If the proficiency scores of US workers are low and the safety net spending for baby boomers is high, then we have what Barron’s calls the “baby boom budget bomb.”
In a just-released report, the Organization for Economic Cooperation and Development (OECD) published the results of tests taken by approximately 160,000 people. Including 5,000 Americans, participants lived in 22 developed nations and Russia and Cyprus. Through tests of basic skills as well as higher level problem solving and analysis, researchers correlated literacy, math proficiency and jobs issues.
For literacy and math, the US did not fare well.
On the US literacy proficiency assessments, approximately 12% of those tested placed in the top 2 groups while 29% were closer to the bottom.
Our results for math also were mediocre. Only 34% of adults placed within the top 3 slots whereas 29% were in the lowest 2.
If OECD results are accurate, then the US has a skills problem.
In addition, we have an aging problem. According to a Congressional Budget Office Report, by 2038, the number of people 65 and over will balloon to 79.1 million, up from 44.7 million today.
And that takes us to the federal budget. If our skills deficiency impacts the GDP and our baby boomers require sky high Medicare and Social Security safety net spending, then we have some tough tradeoff decisions:

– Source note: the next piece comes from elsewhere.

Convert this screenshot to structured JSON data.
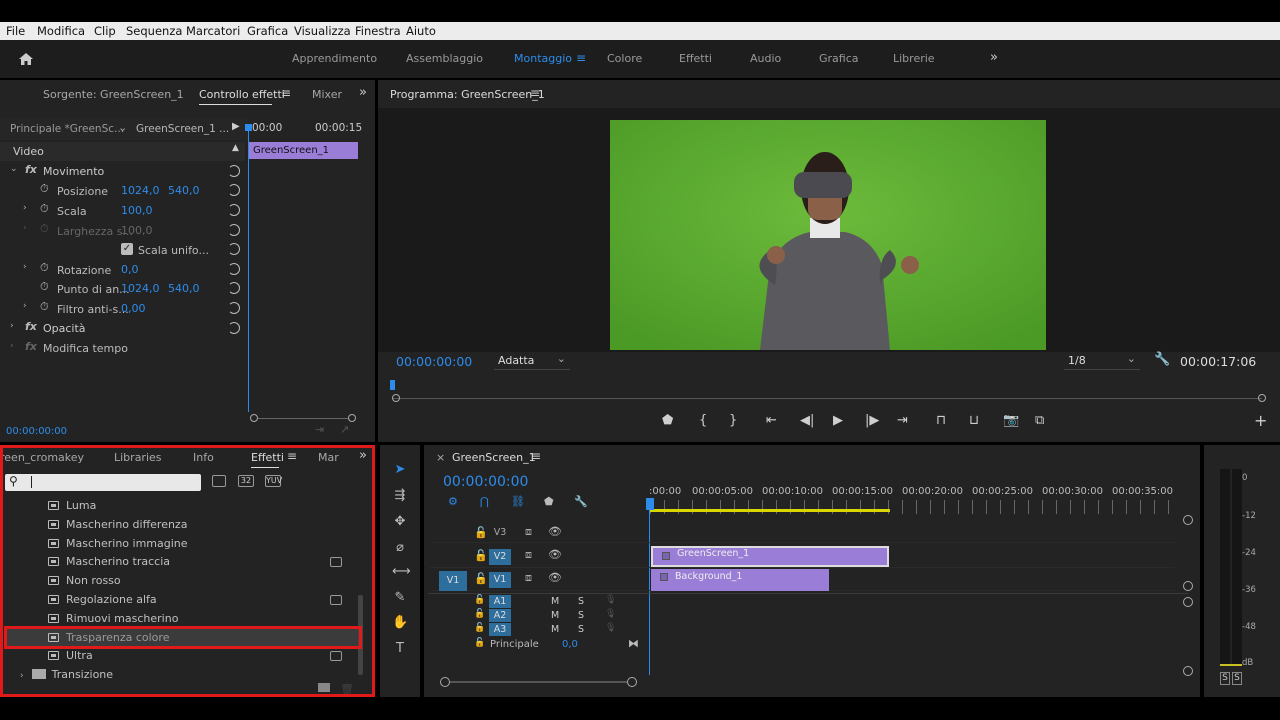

Sources and resources: Hat tip to Eduardo Porter at the NY Times for alerting me to the OECD skills study and presenting key stats. After looking at the OECD, the Barron’s article from September 30 immediately came to mind.